Inclusive youth leadership and compassionate storytelling provides a path to change and climate justice, says Kevin Reilly.
We live in a polarised world and sadly, crises such as the COVID-19 pandemic, racism, rising xenophobia and the climate crisis are dividing us even further. But there’s room for hope and optimism, I swear!
In the last five years, young people have been evidencing the blueprint to break through polarisation, to come together to solve the challenges we collectively face in our communities. Young people have brought divided communities together to achieve progressive change and forge more inclusive and equal societies. We need to take notice and start applying the lessons these movements teach us.
Young people have brought divided communities together to achieve progressive change.
The relatively recent #YesEquality and #TogetherForYes referendum campaigns in my native Ireland should be an inspiration to us. Respectively they made Ireland the first country in the world to introduce marriage equality through public vote and permitted the Irish state to legislate for safe, legal abortion and the women’s right to choose. Both were achieved through broad participation in active citizenship (in voter turnout and grassroots campaigning), and demonstrated the power of youth leadership.

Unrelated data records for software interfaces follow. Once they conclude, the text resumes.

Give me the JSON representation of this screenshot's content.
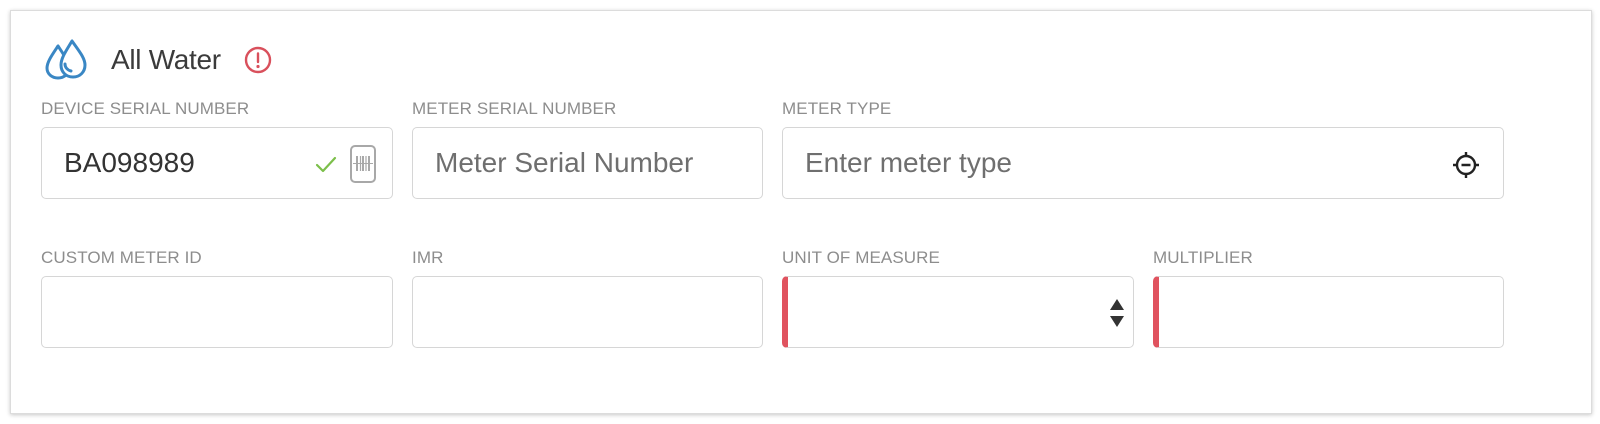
{
  "section": {
    "title": "All Water",
    "icon": "water-drops-icon",
    "alert_icon": "alert-circle-icon"
  },
  "fields": {
    "device_serial_number": {
      "label": "DEVICE SERIAL NUMBER",
      "value": "BA098989",
      "status_icon": "check-icon",
      "action_icon": "barcode-scan-icon"
    },
    "meter_serial_number": {
      "label": "METER SERIAL NUMBER",
      "value": "",
      "placeholder": "Meter Serial Number"
    },
    "meter_type": {
      "label": "METER TYPE",
      "value": "",
      "placeholder": "Enter meter type",
      "action_icon": "target-icon"
    },
    "custom_meter_id": {
      "label": "CUSTOM METER ID",
      "value": ""
    },
    "imr": {
      "label": "IMR",
      "value": ""
    },
    "unit_of_measure": {
      "label": "UNIT OF MEASURE",
      "value": "",
      "required": true,
      "action_icon": "stepper-arrows-icon"
    },
    "multiplier": {
      "label": "MULTIPLIER",
      "value": "",
      "required": true
    }
  },
  "colors": {
    "water_icon": "#3a87c4",
    "alert": "#d9505c",
    "check": "#7cbf4a",
    "required_marker": "#e0535f",
    "label_text": "#8d8d8d",
    "border": "#d6d6d6"
  }
}
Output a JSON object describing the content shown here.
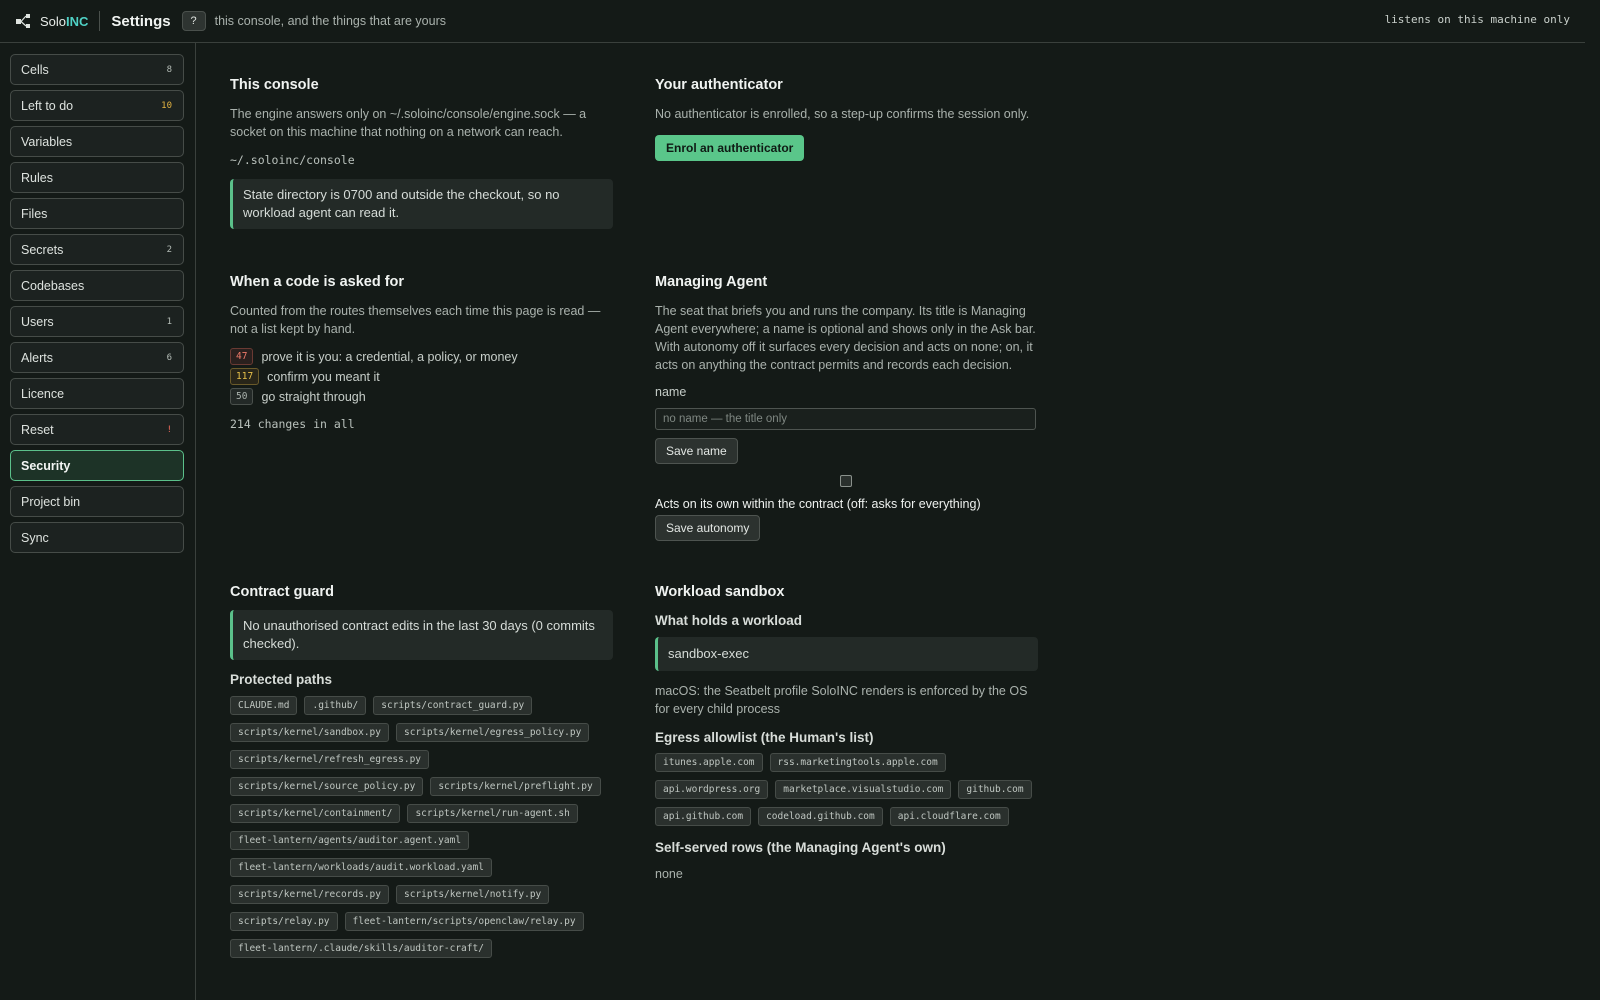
{
  "topbar": {
    "brand_solo": "Solo",
    "brand_inc": "INC",
    "title": "Settings",
    "help_label": "?",
    "subtitle": "this console, and the things that are yours",
    "right_status": "listens on this machine only"
  },
  "sidebar": {
    "items": [
      {
        "label": "Cells",
        "count": "8"
      },
      {
        "label": "Left to do",
        "count": "10"
      },
      {
        "label": "Variables",
        "count": ""
      },
      {
        "label": "Rules",
        "count": ""
      },
      {
        "label": "Files",
        "count": ""
      },
      {
        "label": "Secrets",
        "count": "2"
      },
      {
        "label": "Codebases",
        "count": ""
      },
      {
        "label": "Users",
        "count": "1"
      },
      {
        "label": "Alerts",
        "count": "6"
      },
      {
        "label": "Licence",
        "count": ""
      },
      {
        "label": "Reset",
        "count": "!"
      },
      {
        "label": "Security",
        "count": ""
      },
      {
        "label": "Project bin",
        "count": ""
      },
      {
        "label": "Sync",
        "count": ""
      }
    ],
    "active": "Security"
  },
  "console": {
    "title": "This console",
    "desc": "The engine answers only on ~/.soloinc/console/engine.sock — a socket on this machine that nothing on a network can reach.",
    "path": "~/.soloinc/console",
    "callout": "State directory is 0700 and outside the checkout, so no workload agent can read it."
  },
  "authenticator": {
    "title": "Your authenticator",
    "desc": "No authenticator is enrolled, so a step-up confirms the session only.",
    "button": "Enrol an authenticator"
  },
  "codes": {
    "title": "When a code is asked for",
    "desc": "Counted from the routes themselves each time this page is read — not a list kept by hand.",
    "routes": [
      {
        "count": "47",
        "text": "prove it is you: a credential, a policy, or money"
      },
      {
        "count": "117",
        "text": "confirm you meant it"
      },
      {
        "count": "50",
        "text": "go straight through"
      }
    ],
    "total": "214 changes in all"
  },
  "managing_agent": {
    "title": "Managing Agent",
    "desc": "The seat that briefs you and runs the company. Its title is Managing Agent everywhere; a name is optional and shows only in the Ask bar. With autonomy off it surfaces every decision and acts on none; on, it acts on anything the contract permits and records each decision.",
    "name_label": "name",
    "name_placeholder": "no name — the title only",
    "save_name": "Save name",
    "autonomy_label": "Acts on its own within the contract (off: asks for everything)",
    "save_autonomy": "Save autonomy"
  },
  "contract": {
    "title": "Contract guard",
    "callout": "No unauthorised contract edits in the last 30 days (0 commits checked).",
    "protected_title": "Protected paths",
    "paths": [
      "CLAUDE.md",
      ".github/",
      "scripts/contract_guard.py",
      "scripts/kernel/sandbox.py",
      "scripts/kernel/egress_policy.py",
      "scripts/kernel/refresh_egress.py",
      "scripts/kernel/source_policy.py",
      "scripts/kernel/preflight.py",
      "scripts/kernel/containment/",
      "scripts/kernel/run-agent.sh",
      "fleet-lantern/agents/auditor.agent.yaml",
      "fleet-lantern/workloads/audit.workload.yaml",
      "scripts/kernel/records.py",
      "scripts/kernel/notify.py",
      "scripts/relay.py",
      "fleet-lantern/scripts/openclaw/relay.py",
      "fleet-lantern/.claude/skills/auditor-craft/"
    ]
  },
  "sandbox": {
    "title": "Workload sandbox",
    "holds_title": "What holds a workload",
    "holder": "sandbox-exec",
    "holder_desc": "macOS: the Seatbelt profile SoloINC renders is enforced by the OS for every child process",
    "egress_title": "Egress allowlist (the Human's list)",
    "egress": [
      "itunes.apple.com",
      "rss.marketingtools.apple.com",
      "api.wordpress.org",
      "marketplace.visualstudio.com",
      "github.com",
      "api.github.com",
      "codeload.github.com",
      "api.cloudflare.com"
    ],
    "self_title": "Self-served rows (the Managing Agent's own)",
    "self_value": "none"
  },
  "colors": {
    "accent": "#5bc08a",
    "brand_inc": "#4fd1c5",
    "warn": "#e3b341",
    "alert": "#ef6a5a"
  }
}
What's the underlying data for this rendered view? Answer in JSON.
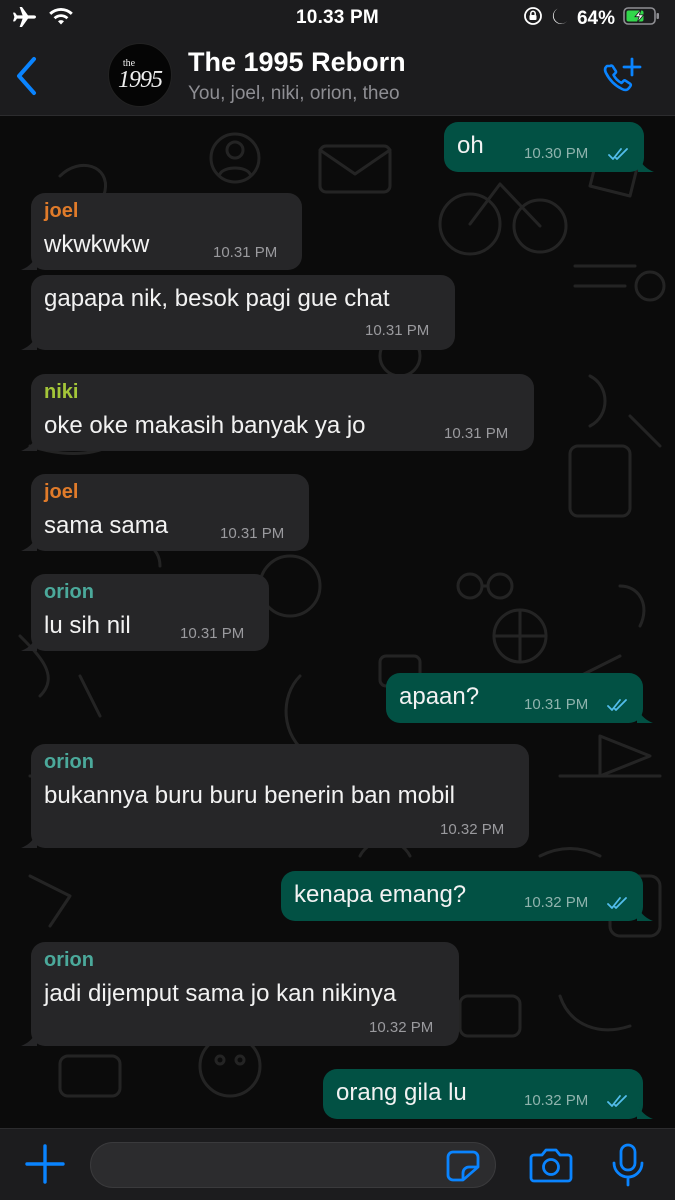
{
  "status_bar": {
    "time": "10.33 PM",
    "battery": "64%"
  },
  "header": {
    "title": "The 1995 Reborn",
    "subtitle": "You, joel, niki, orion, theo",
    "avatar_small": "the",
    "avatar_big": "1995"
  },
  "colors": {
    "outgoing": "#025144",
    "incoming": "#262628",
    "accent": "#0a84ff",
    "joel": "#e07b2a",
    "niki": "#a4c639",
    "orion": "#4ba99b"
  },
  "messages": [
    {
      "text": "oh",
      "time": "10.30 PM",
      "sender": "",
      "direction": "out"
    },
    {
      "text": "wkwkwkw",
      "time": "10.31 PM",
      "sender": "joel",
      "direction": "in"
    },
    {
      "text": "gapapa nik, besok pagi gue chat",
      "time": "10.31 PM",
      "sender": "",
      "direction": "in"
    },
    {
      "text": "oke oke makasih banyak ya jo",
      "time": "10.31 PM",
      "sender": "niki",
      "direction": "in"
    },
    {
      "text": "sama sama",
      "time": "10.31 PM",
      "sender": "joel",
      "direction": "in"
    },
    {
      "text": "lu sih nil",
      "time": "10.31 PM",
      "sender": "orion",
      "direction": "in"
    },
    {
      "text": "apaan?",
      "time": "10.31 PM",
      "sender": "",
      "direction": "out"
    },
    {
      "text": "bukannya buru buru benerin ban mobil",
      "time": "10.32 PM",
      "sender": "orion",
      "direction": "in"
    },
    {
      "text": "kenapa emang?",
      "time": "10.32 PM",
      "sender": "",
      "direction": "out"
    },
    {
      "text": "jadi dijemput sama jo kan nikinya",
      "time": "10.32 PM",
      "sender": "orion",
      "direction": "in"
    },
    {
      "text": "orang gila lu",
      "time": "10.32 PM",
      "sender": "",
      "direction": "out"
    }
  ],
  "input": {
    "value": "",
    "placeholder": ""
  }
}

Community voices across the country provided positive, emotive stories and the interpersonal nature of the campaigns was pivotal to the (more resounding than expected) results. Visiting the impromptu memorial to Savita Halappanavar (who tragically died of sepsis after being denied an abortion during a miscarriage in 2012) the day after the referendum result in 2018, summed up the profound positive effect personal stories had on Irish society and determining the referendum result. As I left a note then;
‘we shouldn’t have known your name and we’ll never forget you Savita’.
I’ve learned from these lessons, and through working with Restless Development, that young people’s strength is in their connections with each other, and their communities. This has been essential in them leading historic change and responding to crises like Ebola and COVID-19. The growing youth climate movement has also demonstrated that young leaders have an implicit understanding of what just, inclusive and intersectional climate justice means and the need to tackle all forms of oppression simultaneously, as I’m constantly reminded/ blown away by organising with the UK Youth Climate Coalition and engaging with youth groups globally.
So where does this leave us?
Yes, we’re passing the threshold for action on climate to avert catastrophe. Yes, our communities are polarised. But if anything, Brexit, Black Lives Matter and COVID-19 have served to highlight to everyone that something is very wrong with how we currently live, how we talk and organise with one another, and that large-scale urgent action is needed and possible.
Young people have led massive breakthroughs already to shift public and political will towards climate change, through grassroots movements (like Extinction Rebellion and Fridays for Future) and by being a disruptive force demanding action in high-level advocacy spaces like the United Nations. Young people can build on this further to transform our economies and societies on the path to climate justice.
Count Us In — a new, ambitious and unprecedented campaign that is seeking to build the largest citizen-led climate campaign ever — has launched. And I’m optimistic it can complement and further this journey to climate justice.
Like with the referendums in Ireland but at a much larger scale, young people through personal storytelling, compassion and sensitivity have the power to create a groundswell of community-led active citizenship to protect what we love before it’s too late. Many people will be joining late to the party and taking their first steps to protect our planet, our economies and our societies. And that’s ok. That’s welcome. We’re making change that matters and adding up to something bigger and we need everyone.